At this stage, the main point of this work is the design of an experimental set-up which enables direct observation of the dynamics of vortices under stretching, and gives direct access to the fundamental mechanisms which play a role in this problem. Several forms of destabilization are observed; including vortex pairing, sinuous vortex deformation, and vortex breakdown. Details of the intermittent coil shape transition are seen as the ultimate evolution of vortex break-

References

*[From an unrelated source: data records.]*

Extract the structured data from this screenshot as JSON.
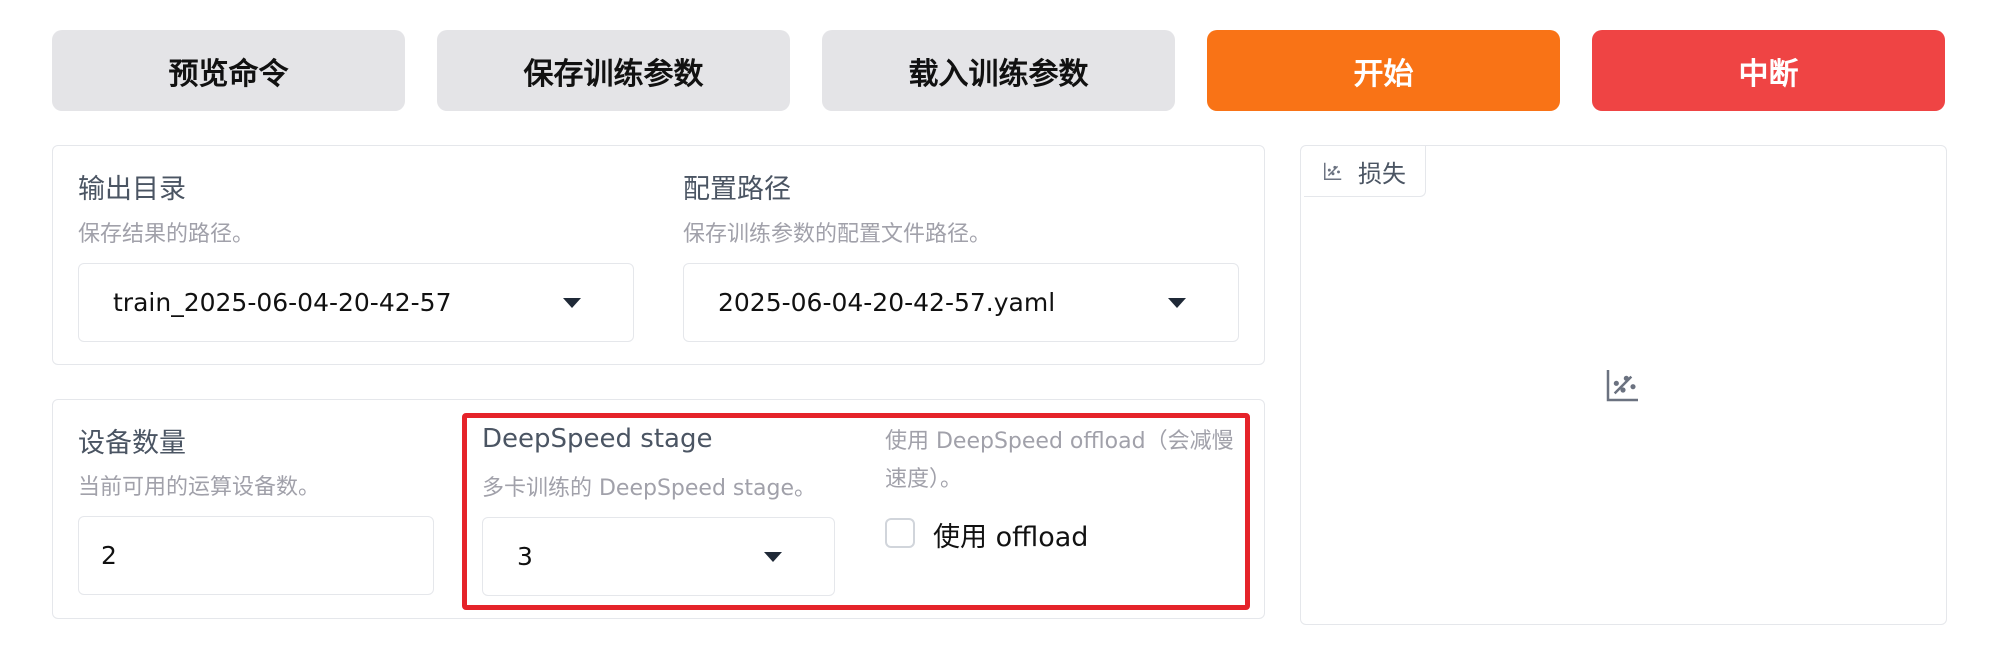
{
  "buttons": {
    "preview": "预览命令",
    "save": "保存训练参数",
    "load": "载入训练参数",
    "start": "开始",
    "abort": "中断"
  },
  "output_dir": {
    "label": "输出目录",
    "info": "保存结果的路径。",
    "value": "train_2025-06-04-20-42-57"
  },
  "config_path": {
    "label": "配置路径",
    "info": "保存训练参数的配置文件路径。",
    "value": "2025-06-04-20-42-57.yaml"
  },
  "device_count": {
    "label": "设备数量",
    "info": "当前可用的运算设备数。",
    "value": "2"
  },
  "ds_stage": {
    "label": "DeepSpeed stage",
    "info": "多卡训练的 DeepSpeed stage。",
    "value": "3"
  },
  "ds_offload": {
    "info": "使用 DeepSpeed offload（会减慢速度）。",
    "checkbox_label": "使用 offload",
    "checked": false
  },
  "loss_plot": {
    "tab_label": "损失"
  },
  "colors": {
    "start": "#f97316",
    "abort": "#ef4444",
    "highlight": "#e5232a"
  }
}
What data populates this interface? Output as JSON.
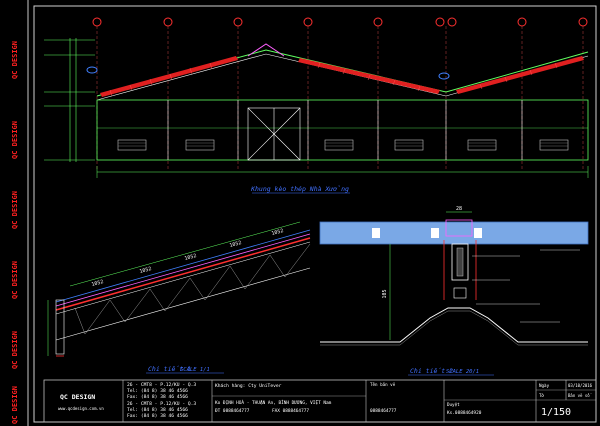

Cadot O; Douady S; Couder Y (1995) Characterization of the low pressure laments in three-dimensional turbulent shear ow. Phys Fluids 7: 630646 Hall MG (1972) Vortex breakdown. Ann Rev Fluid Mech 4: 195218 Neu JC (1984) The dynamics of stretched vortices. J Fluid Mech 143: 253276 Saffman PG; Baker GR (1979) Vortex interactions. Ann Rev Fluid Mech 11: 95122 Siggia ED (1981) Numerical study of small-scale intermittency in three-dimensional turbulence. J Fluids Mech 107: 375